Parks Associates says some U.S. broadband households are highly likely to cut the cord in the next 12 months -- especially those watching more than six hours of video content on their mobile phone a week. This compares to two-and-a-half hours among all U.S. broadband households.
What does this amount to? Parks says roughly 10% of broadband subscribers are probable cord-cutters, with half of those highly likely to make the change in the next 12 months.
This further complicates the issue over the 75% or so of U.S. TV consumers who still get their TV networks via traditional pay TV services, a business continuing to see steady loss of consumers.
That difference might mean those specific consumers are more comfortable making big jumps to new tech platforms. They might have less concerns about potential technical issues on digital video platforms than mainstream TV consumers.
What will make new consumers take the leap?
Perhaps the advent of new delivery technology -- like 5G broadband services, which might cure “latency” video issues, as well as helping to minimize outages.
Some of those outages might be top of mind for consumers mulling the idea of cutting the cord.

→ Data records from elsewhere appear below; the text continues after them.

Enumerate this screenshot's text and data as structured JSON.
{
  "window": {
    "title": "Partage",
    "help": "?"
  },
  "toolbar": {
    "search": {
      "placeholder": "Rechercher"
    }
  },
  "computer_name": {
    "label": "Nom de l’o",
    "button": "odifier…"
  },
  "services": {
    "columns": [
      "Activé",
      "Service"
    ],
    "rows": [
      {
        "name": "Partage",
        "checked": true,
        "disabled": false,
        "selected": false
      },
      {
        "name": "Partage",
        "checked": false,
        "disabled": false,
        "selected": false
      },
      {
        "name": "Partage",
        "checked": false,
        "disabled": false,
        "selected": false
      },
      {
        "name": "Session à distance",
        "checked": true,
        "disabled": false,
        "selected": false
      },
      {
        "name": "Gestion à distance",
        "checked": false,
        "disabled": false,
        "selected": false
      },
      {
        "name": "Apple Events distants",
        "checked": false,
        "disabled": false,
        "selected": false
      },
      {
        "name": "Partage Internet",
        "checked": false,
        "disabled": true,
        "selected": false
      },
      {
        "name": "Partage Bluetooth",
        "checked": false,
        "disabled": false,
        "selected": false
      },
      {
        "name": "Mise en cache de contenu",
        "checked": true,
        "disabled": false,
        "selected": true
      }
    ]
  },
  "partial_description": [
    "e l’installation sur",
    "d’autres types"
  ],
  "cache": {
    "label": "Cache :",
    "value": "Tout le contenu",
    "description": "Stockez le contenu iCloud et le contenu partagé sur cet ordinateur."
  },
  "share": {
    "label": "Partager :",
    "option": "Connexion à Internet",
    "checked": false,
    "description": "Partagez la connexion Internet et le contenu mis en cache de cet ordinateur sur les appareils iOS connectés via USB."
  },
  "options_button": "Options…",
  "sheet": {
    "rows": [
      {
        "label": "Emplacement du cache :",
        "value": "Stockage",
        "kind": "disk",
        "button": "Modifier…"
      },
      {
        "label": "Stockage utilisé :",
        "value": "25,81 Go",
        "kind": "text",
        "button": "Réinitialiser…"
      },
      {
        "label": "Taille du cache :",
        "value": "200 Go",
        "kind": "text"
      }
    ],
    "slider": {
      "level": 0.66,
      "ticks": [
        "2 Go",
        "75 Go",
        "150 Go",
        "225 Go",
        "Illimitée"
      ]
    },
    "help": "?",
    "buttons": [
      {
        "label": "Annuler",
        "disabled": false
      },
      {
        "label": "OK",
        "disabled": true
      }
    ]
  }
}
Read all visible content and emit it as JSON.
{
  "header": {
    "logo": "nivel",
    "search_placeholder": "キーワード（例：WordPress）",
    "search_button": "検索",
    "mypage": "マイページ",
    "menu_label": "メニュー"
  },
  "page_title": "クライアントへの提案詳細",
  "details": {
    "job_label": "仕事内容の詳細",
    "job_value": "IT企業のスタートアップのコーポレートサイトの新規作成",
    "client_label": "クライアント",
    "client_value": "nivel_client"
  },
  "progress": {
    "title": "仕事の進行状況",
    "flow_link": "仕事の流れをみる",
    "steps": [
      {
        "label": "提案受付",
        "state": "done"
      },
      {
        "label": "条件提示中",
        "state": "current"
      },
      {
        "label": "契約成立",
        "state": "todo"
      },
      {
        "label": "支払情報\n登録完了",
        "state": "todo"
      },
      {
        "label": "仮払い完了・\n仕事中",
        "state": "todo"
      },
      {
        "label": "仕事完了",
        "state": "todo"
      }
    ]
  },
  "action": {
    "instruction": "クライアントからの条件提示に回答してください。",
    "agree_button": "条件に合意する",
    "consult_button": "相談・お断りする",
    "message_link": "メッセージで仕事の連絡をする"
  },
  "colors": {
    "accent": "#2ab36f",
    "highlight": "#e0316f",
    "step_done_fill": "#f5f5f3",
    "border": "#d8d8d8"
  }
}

Just look at the recent snafus: A highly publicized Hulu outage occurred during the recent 2020 Democratic Presidential Debate live event. In February, CBS Sports app and CBS All Access (via Roku set top boxes in some cases) had outages when it came to its transmission of the Super Bowl.
Live TV events are key. Parks identifies those high-end mobile video users as being particularly comfortable with the most valued of all TV programming genres -- live video.
If live streaming becomes virtually error-free (and hack-free?), will that increase the slow cord-cutting leak to a fast flow?